Count me as one. I’m getting questions about what we’re getting with Lectora that we can’t get elsewhere, possibly for cheaper. It’s also been asked more than once if we’ve picked the wrong tool for our content.

Darrel’s post in another thread hit the nail on the head for what’s needed:

Output should be web standard HTML5, CSS and JS. Responsive design should be handled using Grid.

Aside from saving myself the headache of creating SCORM packages manually and some accessibility-friendly automation, I feel like half the time I’m better off just writing content directly as HTML with CSS and JS in in Notepad++, rather than trying to get my custom stuff to play nice with Lectora’s generated content.

Right now, Lectora’s open ability to include custom HTML, CSS and JS is the sole selling point for me. Making that difficult because the overall implementation is outdated is killing that for me.

For others in my company with no experience with working with HTML/CSS and JS that are being called on to start working on e-learning content, they’ll look for a more comprehensive e-learning software creation suite that doesn’t require web-development knowledge to make good, interactive content.

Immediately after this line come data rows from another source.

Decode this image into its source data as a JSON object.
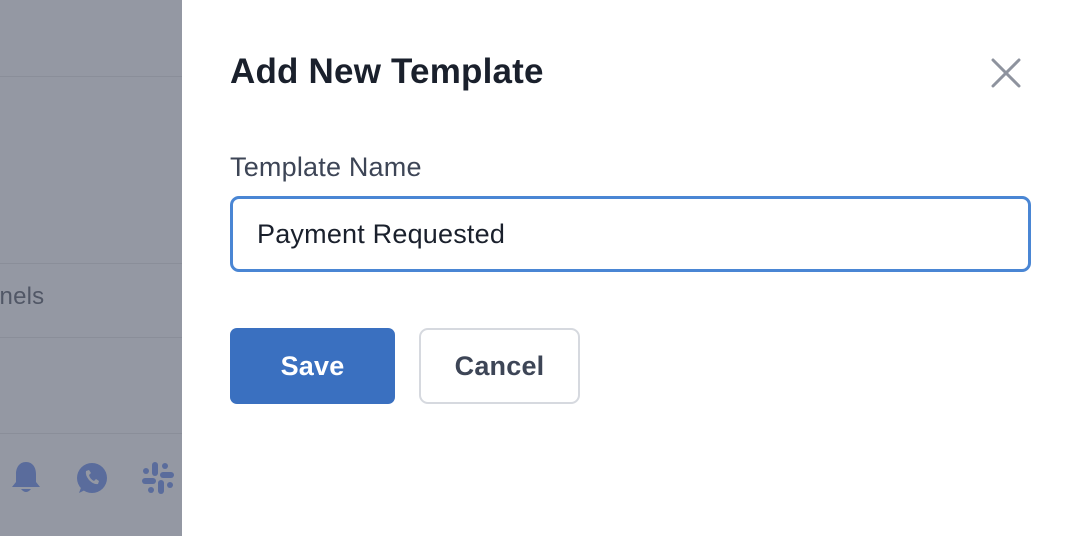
{
  "backdrop": {
    "partial_label": "nnels",
    "icons": [
      "bell-icon",
      "whatsapp-icon",
      "slack-icon"
    ]
  },
  "modal": {
    "title": "Add New Template",
    "close_icon": "close-icon",
    "field_label": "Template Name",
    "input_value": "Payment Requested",
    "save_label": "Save",
    "cancel_label": "Cancel"
  },
  "colors": {
    "overlay": "#9498a3",
    "primary": "#3a70c0",
    "focus_border": "#4a86d4",
    "title_text": "#1a202c",
    "label_text": "#3d4556",
    "backdrop_icon": "#5a6c9c"
  }
}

I really hope the next version of Lectora can give it a jump start, I’m afraid we may also be on the path to going to other tools in the future like others already have if Lectora 18 is just another incremental update.